I’m only interested in funny or talented people and I’m not really interested in talented, unfunny people because they’re the worst.

I think that he’s very funny. And he’s like a New York Jew, you know? He’s got all the jokes. You know? He’s the best.

JB: I think I think that is what I look for too. My best friends are joke first. Because then you can get to sincerity, you know?

MH: Well, it’s the quickest way to the truth. If you’re in a room and something makes you laugh, that’s because there’s a truth in it. If you go, “Oh, sh**,” it’s because they’ve said something that is true. Maybe taboo or maybe not. That’s what comedy is supposed to be about. It’s supposed to be revealing. It’s not supposed to affirm things. It’s supposed to, like, reveal things, you know?

That’s why comedy and music are very, very close. I hate comedy music, unless it’s Bo Burnham. It’s just a way of telling a story. And for me, the best standup comedy, you know, [George] Carlin, Chris Rock, Louis C.K.: The greats.
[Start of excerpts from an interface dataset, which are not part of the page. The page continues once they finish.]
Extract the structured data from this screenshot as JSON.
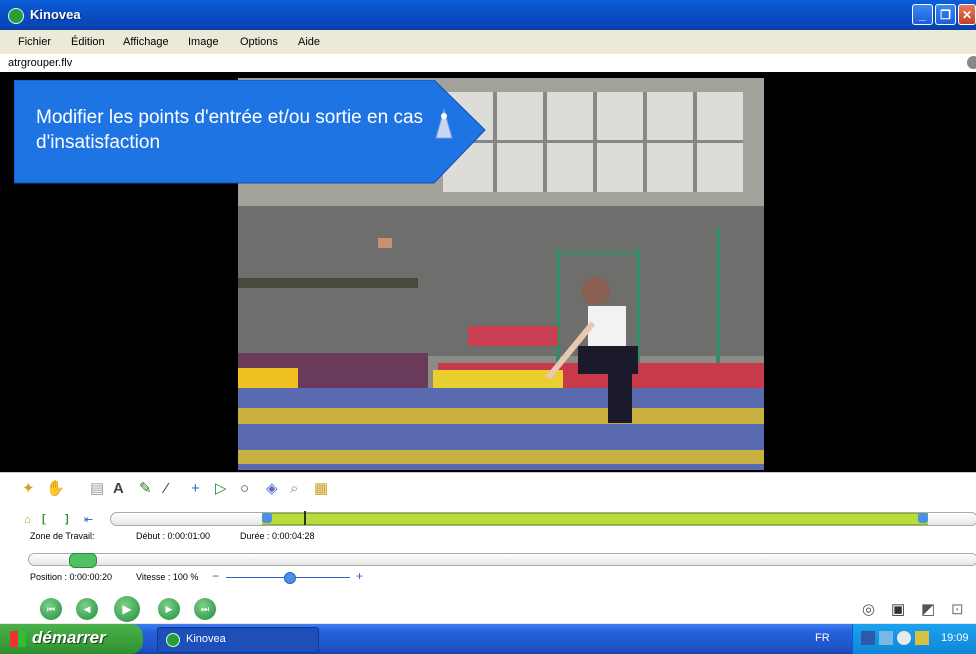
{
  "window": {
    "title": "Kinovea"
  },
  "menu": [
    "Fichier",
    "Édition",
    "Affichage",
    "Image",
    "Options",
    "Aide"
  ],
  "file": {
    "name": "atrgrouper.flv"
  },
  "callout": {
    "text": "Modifier les points d'entrée et/ou sortie en cas d'insatisfaction"
  },
  "workzone": {
    "label": "Zone de Travail:",
    "start": "Début : 0:00:01:00",
    "duration": "Durée : 0:00:04:28"
  },
  "playback": {
    "position": "Position : 0:00:00:20",
    "speed": "Vitesse : 100 %"
  },
  "taskbar": {
    "start_label": "démarrer",
    "task": "Kinovea",
    "lang": "FR",
    "clock": "19:09"
  }
}
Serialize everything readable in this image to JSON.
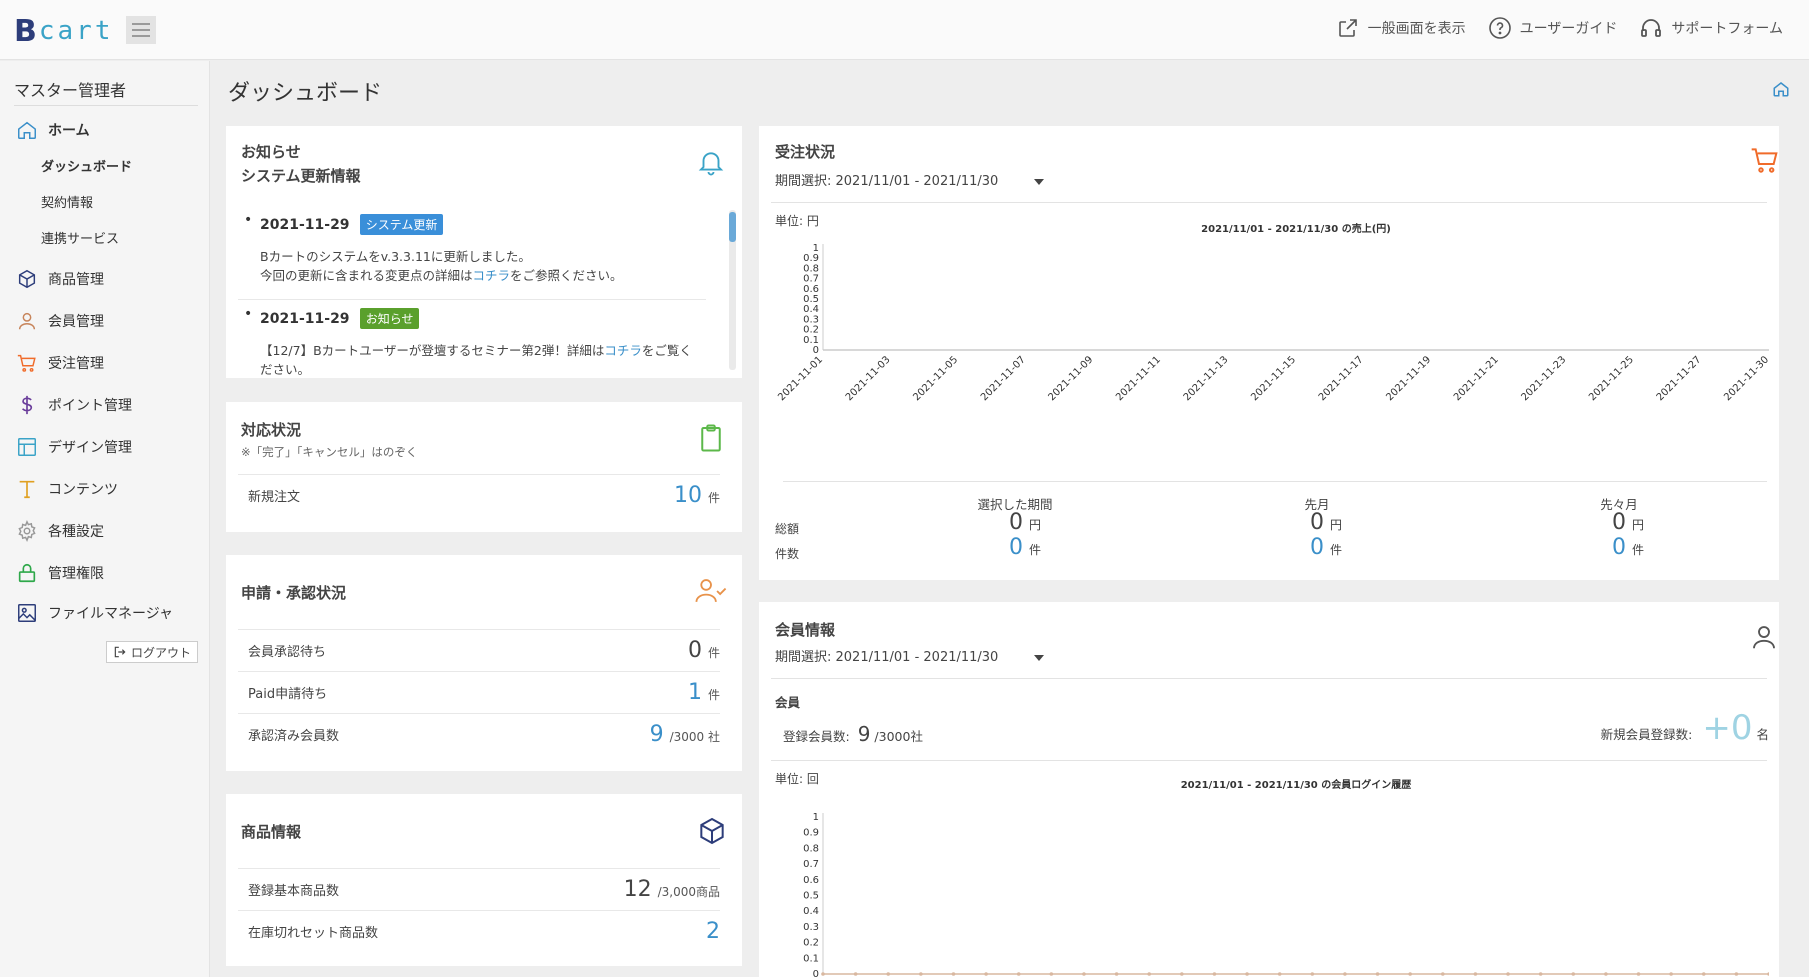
{
  "app": {
    "logo_text": "cart",
    "logo_letter": "B",
    "nav": [
      {
        "label": "一般画面を表示",
        "icon": "external-link-icon"
      },
      {
        "label": "ユーザーガイド",
        "icon": "question-circle-icon"
      },
      {
        "label": "サポートフォーム",
        "icon": "headset-icon"
      }
    ]
  },
  "sidebar": {
    "title": "マスター管理者",
    "items": [
      {
        "label": "ホーム",
        "icon": "home-icon"
      },
      {
        "label": "商品管理",
        "icon": "box-icon"
      },
      {
        "label": "会員管理",
        "icon": "user-icon"
      },
      {
        "label": "受注管理",
        "icon": "cart-icon"
      },
      {
        "label": "ポイント管理",
        "icon": "dollar-icon"
      },
      {
        "label": "デザイン管理",
        "icon": "layout-icon"
      },
      {
        "label": "コンテンツ",
        "icon": "text-t-icon"
      },
      {
        "label": "各種設定",
        "icon": "gear-icon"
      },
      {
        "label": "管理権限",
        "icon": "lock-icon"
      },
      {
        "label": "ファイルマネージャ",
        "icon": "image-icon"
      }
    ],
    "sub_items": [
      "ダッシュボード",
      "契約情報",
      "連携サービス"
    ],
    "logout": "ログアウト"
  },
  "page": {
    "title": "ダッシュボード"
  },
  "news": {
    "title1": "お知らせ",
    "title2": "システム更新情報",
    "items": [
      {
        "date": "2021-11-29",
        "badge": "システム更新",
        "badge_color": "#3a8fd9",
        "line1": "Bカートのシステムをv.3.3.11に更新しました。",
        "line2_pre": "今回の更新に含まれる変更点の詳細は",
        "line2_link": "コチラ",
        "line2_post": "をご参照ください。"
      },
      {
        "date": "2021-11-29",
        "badge": "お知らせ",
        "badge_color": "#5aa02c",
        "line1_pre": "【12/7】Bカートユーザーが登壇するセミナー第2弾！詳細は",
        "line1_link": "コチラ",
        "line1_post": "をご覧く",
        "line2": "ださい。"
      }
    ]
  },
  "status": {
    "title": "対応状況",
    "note": "※「完了」「キャンセル」はのぞく",
    "rows": [
      {
        "label": "新規注文",
        "value": "10",
        "unit": "件"
      }
    ]
  },
  "approval": {
    "title": "申請・承認状況",
    "rows": [
      {
        "label": "会員承認待ち",
        "value": "0",
        "unit": "件"
      },
      {
        "label": "Paid申請待ち",
        "value": "1",
        "unit": "件"
      },
      {
        "label": "承認済み会員数",
        "value": "9",
        "unit": "/3000 社"
      }
    ]
  },
  "product": {
    "title": "商品情報",
    "rows": [
      {
        "label": "登録基本商品数",
        "value": "12",
        "unit": "/3,000商品"
      },
      {
        "label": "在庫切れセット商品数",
        "value": "2",
        "unit": ""
      }
    ]
  },
  "orders": {
    "title": "受注状況",
    "period": "期間選択:  2021/11/01 - 2021/11/30",
    "unit_label": "単位: 円",
    "summary_heads": [
      "選択した期間",
      "先月",
      "先々月"
    ],
    "row_labels": [
      "総額",
      "件数"
    ],
    "totals": [
      {
        "value": "0",
        "unit": "円"
      },
      {
        "value": "0",
        "unit": "円"
      },
      {
        "value": "0",
        "unit": "円"
      }
    ],
    "counts": [
      {
        "value": "0",
        "unit": "件"
      },
      {
        "value": "0",
        "unit": "件"
      },
      {
        "value": "0",
        "unit": "件"
      }
    ]
  },
  "members": {
    "title": "会員情報",
    "period": "期間選択:  2021/11/01 - 2021/11/30",
    "section": "会員",
    "registered_label": "登録会員数:",
    "registered_value": "9",
    "registered_unit": "/3000社",
    "new_label": "新規会員登録数:",
    "new_value": "+0",
    "new_unit": "名",
    "unit_label": "単位: 回"
  },
  "chart_data": [
    {
      "type": "line",
      "title": "2021/11/01 - 2021/11/30 の売上(円)",
      "x": [
        "2021-11-01",
        "2021-11-03",
        "2021-11-05",
        "2021-11-07",
        "2021-11-09",
        "2021-11-11",
        "2021-11-13",
        "2021-11-15",
        "2021-11-17",
        "2021-11-19",
        "2021-11-21",
        "2021-11-23",
        "2021-11-25",
        "2021-11-27",
        "2021-11-30"
      ],
      "series": [
        {
          "values": [
            0,
            0,
            0,
            0,
            0,
            0,
            0,
            0,
            0,
            0,
            0,
            0,
            0,
            0,
            0
          ]
        }
      ],
      "yticks": [
        "1",
        "0.9",
        "0.8",
        "0.7",
        "0.6",
        "0.5",
        "0.4",
        "0.3",
        "0.2",
        "0.1",
        "0"
      ],
      "ylim": [
        0,
        1
      ],
      "line_color": "#cccccc"
    },
    {
      "type": "line",
      "title": "2021/11/01 - 2021/11/30 の会員ログイン履歴",
      "series": [
        {
          "values": [
            0,
            0,
            0,
            0,
            0,
            0,
            0,
            0,
            0,
            0,
            0,
            0,
            0,
            0,
            0,
            0,
            0,
            0,
            0,
            0,
            0,
            0,
            0,
            0,
            0,
            0,
            0,
            0,
            0,
            0
          ]
        }
      ],
      "yticks": [
        "1",
        "0.9",
        "0.8",
        "0.7",
        "0.6",
        "0.5",
        "0.4",
        "0.3",
        "0.2",
        "0.1",
        "0"
      ],
      "ylim": [
        0,
        1
      ],
      "line_color": "#d9b8a0"
    }
  ],
  "colors": {
    "accent_blue": "#3a8fc9",
    "cart_orange": "#f06b2a",
    "bell_blue": "#3aa3c7",
    "clipboard_green": "#5cb84a"
  }
}
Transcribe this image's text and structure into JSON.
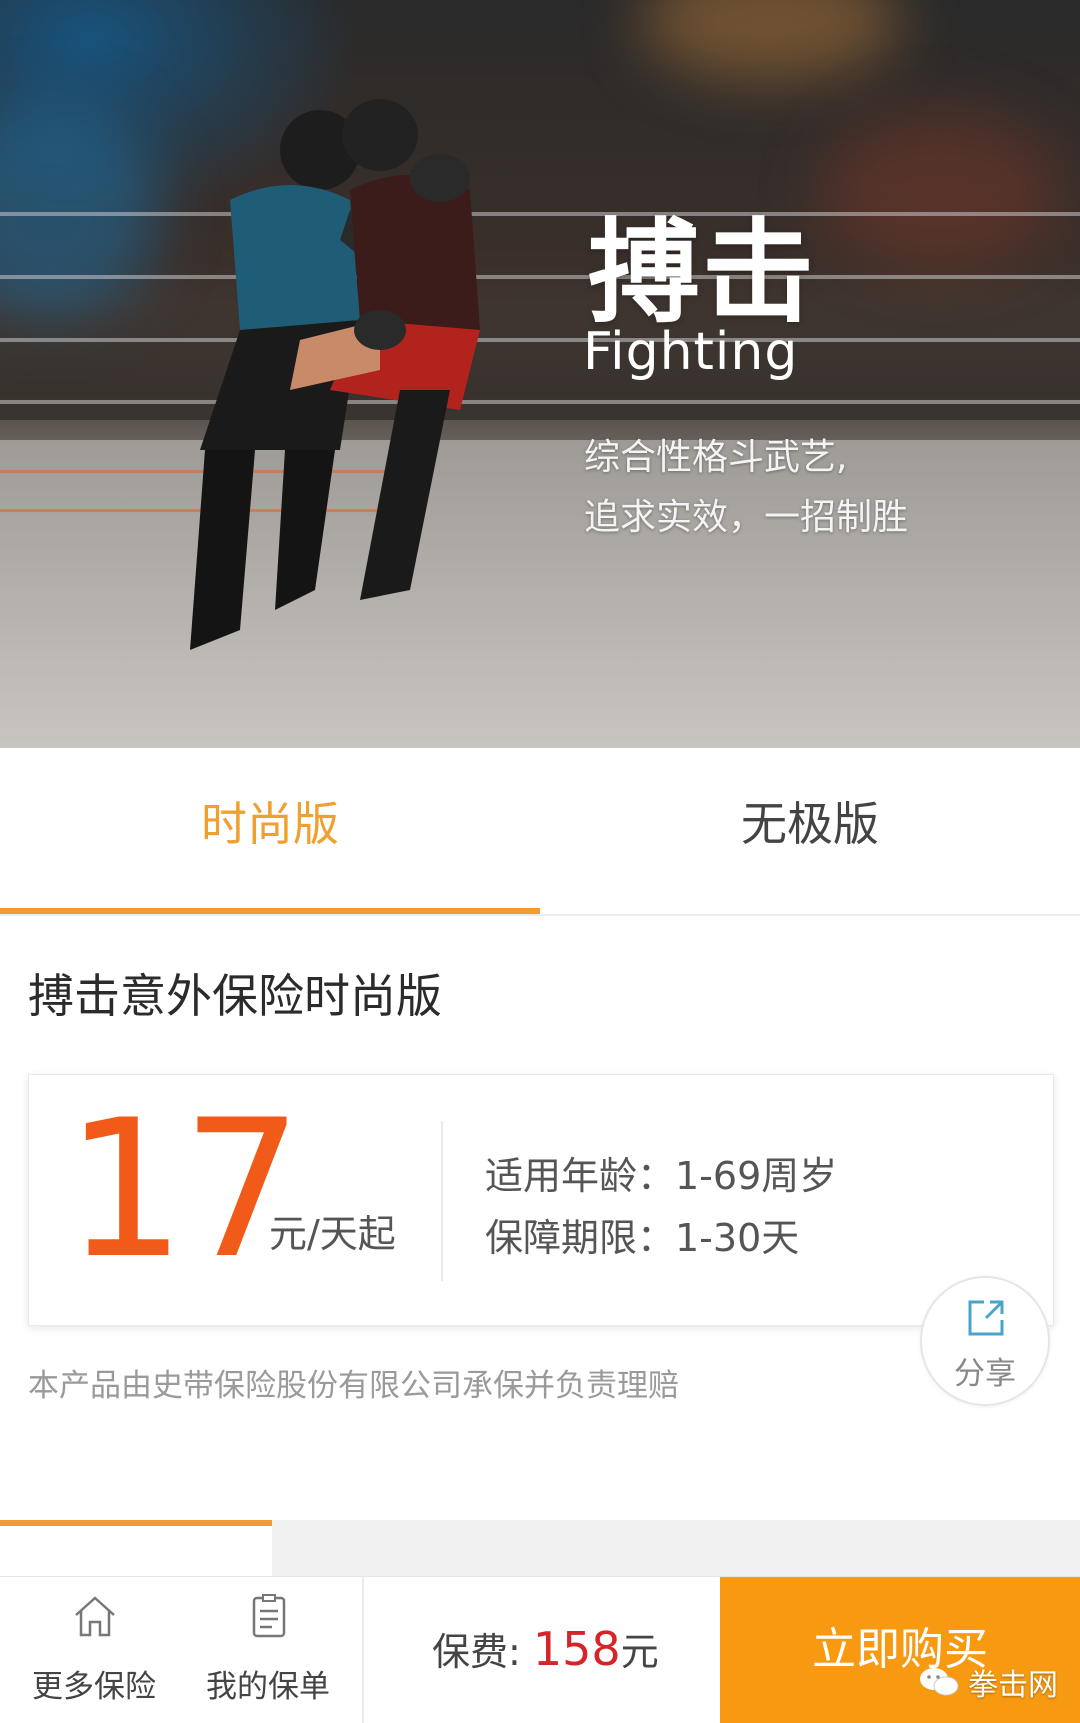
{
  "hero": {
    "title": "搏击",
    "subtitle": "Fighting",
    "tagline_line1": "综合性格斗武艺,",
    "tagline_line2": "追求实效，一招制胜"
  },
  "tabs": [
    {
      "label": "时尚版",
      "active": true
    },
    {
      "label": "无极版",
      "active": false
    }
  ],
  "product": {
    "name": "搏击意外保险时尚版",
    "price": "17",
    "price_unit": "元/天起",
    "age": "适用年龄：1-69周岁",
    "period": "保障期限：1-30天",
    "underwriter": "本产品由史带保险股份有限公司承保并负责理赔"
  },
  "share": {
    "label": "分享",
    "icon": "share-icon"
  },
  "bottom_bar": {
    "more_label": "更多保险",
    "mine_label": "我的保单",
    "premium_prefix": "保费: ",
    "premium_amount": "158",
    "premium_suffix": "元",
    "buy_label": "立即购买"
  },
  "watermark": "拳击网",
  "colors": {
    "accent_orange": "#f29b35",
    "price_orange": "#f25a19",
    "premium_red": "#d6252a",
    "buy_button": "#f79a12"
  }
}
What they have the ability to do is take the biggest ideas and convey them in the fewest words possible. That’s all I’m trying to do. And the funnier, the better, really.

JB Music can often be so humorless humor because there is nothing worse than telling a bad joke.

MH: Exactly. And I will never defend bad comedy. Because this is the whole thing. I will be like, “Listen, there’s some bad jokes being told for the wrong reasons and I’m never going to defend that. But I will battle to the death, to defend the right to make a joke about any topic. It just has to be a good joke.”

JB: So we are at the end here and I would like to know, what’s a song that you can’t stop listening to? Or since we’re talking about humor, a song that is really good at conveying humor.

MH: Both can be summed up in this song. It’s called “Girls” by The Dare. It’s just like this band or it’s a guy that coming out of New York. They’re pretty new, but they’ve got this song called “Girls” and it’s sooo sick. It’s only like a minute and a half. I just have a loop that just plays around and around. It’s so good. It’s my favorite song of the moment.

The 1975 are playing at Nashville’s Municipal Auditorium on November 13th.